Jones Valley area, with creeks and rivers thick with fish and
oak trees loaded with acorns, was an important place for American
was an area rich in food and spirituality. There were and
still are sacred American Indian places in Jones Valley.
the Europeans began to arrive in the 1850s, many Wintu and Yana
lived along the Pit River, said archaeologist Elaine Sundahl, who
has done work in the area for the U.S. Forest Service. Clikapudi
Trail, an eight-mile dirt trail popular with mountain bikers, horseback
riders and runners, gets its name from conflict between the two
means battleground, Sundahl said.
Sisk-Franco, 50, of the Winemem band of the Wintu, said there were
once 16 major villages near Bear Mountain.
Mountain is a spiritual mountain for us, Sisk-Franco said.
rocks, gathering sites and other places in the Jones Valley area
also are sacred, she said. American Indians go to sacred places
to pray, sing and seek courage or guidance.
are considered churches, even though there are no buildings there,
said Mark Franco, 48, Sisk-Franco's husband.
said it's important to keep the American Indian religion and traditions
alive. She learned them from her grandmother, Florence Jones, 96,
the spiritual leader of the Winemem.
was born on the McCloud River. She moved to Jones Valley in the
1930s and brought the ways of her people practiced for hundreds
of years with her. She and her late husband, Andy, built
a home at the base of Bear Mountain in 1950.
was nothing but manzanita, Jones recalls. Me and my husband cleared
it and I said, 'I want my house right here.'
still lives in the house on a 42-acre piece of land. Sisk-Franco
and 15 other family members also live on the property.
feels fortunate the American Indian traditions have remained in
have never been disconnected. That line of knowledge has never been
broken, she said.
Indian culture is more than attending a powwow or displaying baskets,
Sisk-Franco said. It's based on the way you live. It's based on
hope is to establish a Winemem village on her family's property
so that the ways of the Winemem continue.
trying to make this a major village. We hope that all 120 members
(of the Winemem band) will be able to live here again, she said.
with the rest of society has been difficult for many American Indians,
Sisk-Franco said. They suffer from high rates of diabetes, alcoholism
and other problems, she said.
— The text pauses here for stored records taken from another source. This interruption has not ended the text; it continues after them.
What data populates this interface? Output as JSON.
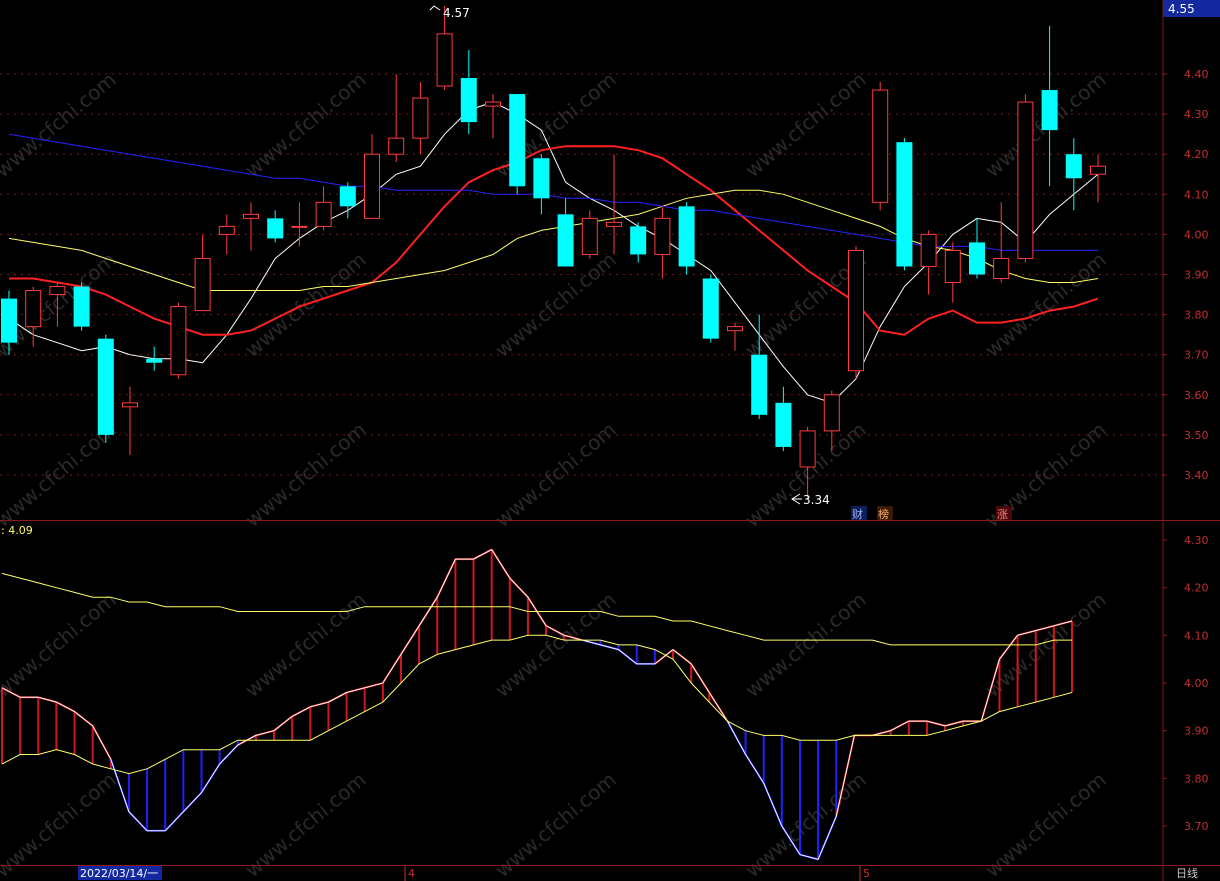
{
  "colors": {
    "background": "#000000",
    "frame": "#8b1a1a",
    "grid": "#8b1a1a",
    "axis_text": "#c03030",
    "up": "#ff3b3b",
    "down": "#00ffff",
    "ma5": "#ffffff",
    "ma10": "#ff2020",
    "ma30": "#ffff66",
    "ma60": "#2424ff",
    "bar_blue": "#2020ff",
    "bar_red": "#d01818",
    "price_box": "#1428a0",
    "watermark": "#2a2a2a"
  },
  "header": {
    "current_price": "4.55",
    "lower_value": ": 4.09",
    "date_label": "2022/03/14/一",
    "month_4": "4",
    "month_5": "5",
    "period_label": "日线",
    "marker_cai": "财",
    "marker_bang": "榜",
    "marker_zhang": "涨",
    "high_label": "4.57",
    "low_label": "3.34",
    "watermark": "www.cfchi.com"
  },
  "chart_data": [
    {
      "type": "candlestick",
      "title": "",
      "ylim": [
        3.3,
        4.57
      ],
      "yticks": [
        "4.40",
        "4.30",
        "4.20",
        "4.10",
        "4.00",
        "3.90",
        "3.80",
        "3.70",
        "3.60",
        "3.50",
        "3.40"
      ],
      "grid": true,
      "candles": [
        {
          "o": 3.84,
          "c": 3.73,
          "h": 3.86,
          "l": 3.7
        },
        {
          "o": 3.77,
          "c": 3.86,
          "h": 3.87,
          "l": 3.72
        },
        {
          "o": 3.85,
          "c": 3.87,
          "h": 3.88,
          "l": 3.77
        },
        {
          "o": 3.87,
          "c": 3.77,
          "h": 3.88,
          "l": 3.76
        },
        {
          "o": 3.74,
          "c": 3.5,
          "h": 3.75,
          "l": 3.48
        },
        {
          "o": 3.57,
          "c": 3.58,
          "h": 3.62,
          "l": 3.45
        },
        {
          "o": 3.69,
          "c": 3.68,
          "h": 3.72,
          "l": 3.66
        },
        {
          "o": 3.65,
          "c": 3.82,
          "h": 3.83,
          "l": 3.64
        },
        {
          "o": 3.81,
          "c": 3.94,
          "h": 4.0,
          "l": 3.81
        },
        {
          "o": 4.0,
          "c": 4.02,
          "h": 4.05,
          "l": 3.95
        },
        {
          "o": 4.04,
          "c": 4.05,
          "h": 4.08,
          "l": 3.96
        },
        {
          "o": 4.04,
          "c": 3.99,
          "h": 4.06,
          "l": 3.98
        },
        {
          "o": 4.02,
          "c": 4.02,
          "h": 4.08,
          "l": 3.97
        },
        {
          "o": 4.02,
          "c": 4.08,
          "h": 4.12,
          "l": 4.01
        },
        {
          "o": 4.12,
          "c": 4.07,
          "h": 4.13,
          "l": 4.04
        },
        {
          "o": 4.04,
          "c": 4.2,
          "h": 4.25,
          "l": 4.04
        },
        {
          "o": 4.2,
          "c": 4.24,
          "h": 4.4,
          "l": 4.18
        },
        {
          "o": 4.24,
          "c": 4.34,
          "h": 4.38,
          "l": 4.2
        },
        {
          "o": 4.37,
          "c": 4.5,
          "h": 4.57,
          "l": 4.36
        },
        {
          "o": 4.39,
          "c": 4.28,
          "h": 4.46,
          "l": 4.25
        },
        {
          "o": 4.32,
          "c": 4.33,
          "h": 4.35,
          "l": 4.24
        },
        {
          "o": 4.35,
          "c": 4.12,
          "h": 4.35,
          "l": 4.1
        },
        {
          "o": 4.19,
          "c": 4.09,
          "h": 4.2,
          "l": 4.05
        },
        {
          "o": 4.05,
          "c": 3.92,
          "h": 4.09,
          "l": 3.92
        },
        {
          "o": 3.95,
          "c": 4.04,
          "h": 4.06,
          "l": 3.94
        },
        {
          "o": 4.02,
          "c": 4.03,
          "h": 4.2,
          "l": 3.95
        },
        {
          "o": 4.02,
          "c": 3.95,
          "h": 4.03,
          "l": 3.93
        },
        {
          "o": 3.95,
          "c": 4.04,
          "h": 4.07,
          "l": 3.89
        },
        {
          "o": 4.07,
          "c": 3.92,
          "h": 4.08,
          "l": 3.9
        },
        {
          "o": 3.89,
          "c": 3.74,
          "h": 3.9,
          "l": 3.73
        },
        {
          "o": 3.76,
          "c": 3.77,
          "h": 3.78,
          "l": 3.71
        },
        {
          "o": 3.7,
          "c": 3.55,
          "h": 3.8,
          "l": 3.54
        },
        {
          "o": 3.58,
          "c": 3.47,
          "h": 3.62,
          "l": 3.46
        },
        {
          "o": 3.42,
          "c": 3.51,
          "h": 3.52,
          "l": 3.34
        },
        {
          "o": 3.51,
          "c": 3.6,
          "h": 3.61,
          "l": 3.46
        },
        {
          "o": 3.66,
          "c": 3.96,
          "h": 3.97,
          "l": 3.64
        },
        {
          "o": 4.08,
          "c": 4.36,
          "h": 4.38,
          "l": 4.06
        },
        {
          "o": 4.23,
          "c": 3.92,
          "h": 4.24,
          "l": 3.91
        },
        {
          "o": 3.92,
          "c": 4.0,
          "h": 4.01,
          "l": 3.85
        },
        {
          "o": 3.88,
          "c": 3.96,
          "h": 3.98,
          "l": 3.83
        },
        {
          "o": 3.98,
          "c": 3.9,
          "h": 4.04,
          "l": 3.89
        },
        {
          "o": 3.89,
          "c": 3.94,
          "h": 4.08,
          "l": 3.88
        },
        {
          "o": 3.94,
          "c": 4.33,
          "h": 4.35,
          "l": 3.93
        },
        {
          "o": 4.36,
          "c": 4.26,
          "h": 4.52,
          "l": 4.12
        },
        {
          "o": 4.2,
          "c": 4.14,
          "h": 4.24,
          "l": 4.06
        },
        {
          "o": 4.15,
          "c": 4.17,
          "h": 4.2,
          "l": 4.08
        }
      ],
      "series": [
        {
          "values": [
            3.79,
            3.75,
            3.73,
            3.71,
            3.72,
            3.7,
            3.69,
            3.69,
            3.68,
            3.75,
            3.84,
            3.94,
            3.99,
            4.03,
            4.06,
            4.1,
            4.15,
            4.17,
            4.25,
            4.31,
            4.33,
            4.3,
            4.26,
            4.13,
            4.09,
            4.06,
            4.02,
            3.99,
            3.95,
            3.91,
            3.83,
            3.75,
            3.67,
            3.6,
            3.58,
            3.64,
            3.77,
            3.87,
            3.93,
            4.0,
            4.04,
            4.03,
            3.98,
            4.05,
            4.1,
            4.15
          ]
        },
        {
          "values": [
            3.89,
            3.89,
            3.88,
            3.87,
            3.85,
            3.82,
            3.79,
            3.77,
            3.75,
            3.75,
            3.76,
            3.79,
            3.82,
            3.84,
            3.86,
            3.88,
            3.93,
            4.0,
            4.07,
            4.13,
            4.16,
            4.18,
            4.21,
            4.22,
            4.22,
            4.22,
            4.21,
            4.19,
            4.15,
            4.11,
            4.06,
            4.01,
            3.96,
            3.91,
            3.87,
            3.83,
            3.76,
            3.75,
            3.79,
            3.81,
            3.78,
            3.78,
            3.79,
            3.81,
            3.82,
            3.84
          ]
        },
        {
          "values": [
            3.99,
            3.98,
            3.97,
            3.96,
            3.94,
            3.92,
            3.9,
            3.88,
            3.86,
            3.86,
            3.86,
            3.86,
            3.86,
            3.87,
            3.87,
            3.88,
            3.89,
            3.9,
            3.91,
            3.93,
            3.95,
            3.99,
            4.01,
            4.02,
            4.03,
            4.04,
            4.05,
            4.07,
            4.09,
            4.1,
            4.11,
            4.11,
            4.1,
            4.08,
            4.06,
            4.04,
            4.02,
            3.99,
            3.97,
            3.96,
            3.94,
            3.91,
            3.89,
            3.88,
            3.88,
            3.89
          ]
        },
        {
          "values": [
            4.25,
            4.24,
            4.23,
            4.22,
            4.21,
            4.2,
            4.19,
            4.18,
            4.17,
            4.16,
            4.15,
            4.14,
            4.14,
            4.13,
            4.12,
            4.12,
            4.11,
            4.11,
            4.11,
            4.11,
            4.1,
            4.1,
            4.1,
            4.09,
            4.09,
            4.08,
            4.08,
            4.07,
            4.06,
            4.06,
            4.05,
            4.04,
            4.03,
            4.02,
            4.01,
            4.0,
            3.99,
            3.98,
            3.97,
            3.97,
            3.97,
            3.96,
            3.96,
            3.96,
            3.96,
            3.96
          ]
        }
      ]
    },
    {
      "type": "bar",
      "title": "",
      "ylim": [
        3.62,
        4.32
      ],
      "yticks": [
        "4.30",
        "4.20",
        "4.10",
        "4.00",
        "3.90",
        "3.80",
        "3.70"
      ],
      "grid": false,
      "series": [
        {
          "values": [
            3.99,
            3.97,
            3.97,
            3.96,
            3.94,
            3.91,
            3.84,
            3.73,
            3.69,
            3.69,
            3.73,
            3.77,
            3.83,
            3.87,
            3.89,
            3.9,
            3.93,
            3.95,
            3.96,
            3.98,
            3.99,
            4.0,
            4.06,
            4.12,
            4.18,
            4.26,
            4.26,
            4.28,
            4.22,
            4.18,
            4.12,
            4.1,
            4.09,
            4.08,
            4.07,
            4.04,
            4.04,
            4.07,
            4.04,
            3.98,
            3.92,
            3.85,
            3.79,
            3.7,
            3.64,
            3.63,
            3.72,
            3.89,
            3.89,
            3.9,
            3.92,
            3.92,
            3.91,
            3.92,
            3.92,
            4.05,
            4.1,
            4.11,
            4.12,
            4.13
          ]
        },
        {
          "values": [
            3.83,
            3.85,
            3.85,
            3.86,
            3.85,
            3.83,
            3.82,
            3.81,
            3.82,
            3.84,
            3.86,
            3.86,
            3.86,
            3.88,
            3.88,
            3.88,
            3.88,
            3.88,
            3.9,
            3.92,
            3.94,
            3.96,
            4.0,
            4.04,
            4.06,
            4.07,
            4.08,
            4.09,
            4.09,
            4.1,
            4.1,
            4.09,
            4.09,
            4.09,
            4.08,
            4.08,
            4.07,
            4.05,
            4.0,
            3.96,
            3.92,
            3.9,
            3.89,
            3.89,
            3.88,
            3.88,
            3.88,
            3.89,
            3.89,
            3.89,
            3.89,
            3.89,
            3.9,
            3.91,
            3.92,
            3.94,
            3.95,
            3.96,
            3.97,
            3.98
          ]
        },
        {
          "values": [
            4.23,
            4.22,
            4.21,
            4.2,
            4.19,
            4.18,
            4.18,
            4.17,
            4.17,
            4.16,
            4.16,
            4.16,
            4.16,
            4.15,
            4.15,
            4.15,
            4.15,
            4.15,
            4.15,
            4.15,
            4.16,
            4.16,
            4.16,
            4.16,
            4.16,
            4.16,
            4.16,
            4.16,
            4.16,
            4.15,
            4.15,
            4.15,
            4.15,
            4.15,
            4.14,
            4.14,
            4.14,
            4.13,
            4.13,
            4.12,
            4.11,
            4.1,
            4.09,
            4.09,
            4.09,
            4.09,
            4.09,
            4.09,
            4.09,
            4.08,
            4.08,
            4.08,
            4.08,
            4.08,
            4.08,
            4.08,
            4.08,
            4.08,
            4.09,
            4.09
          ]
        }
      ]
    }
  ]
}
most we have done is hurt ourselves, trying to live in a different
type of society, she said. What I want to do is bring our people
back . . . so they know who they are and have a strong foundation.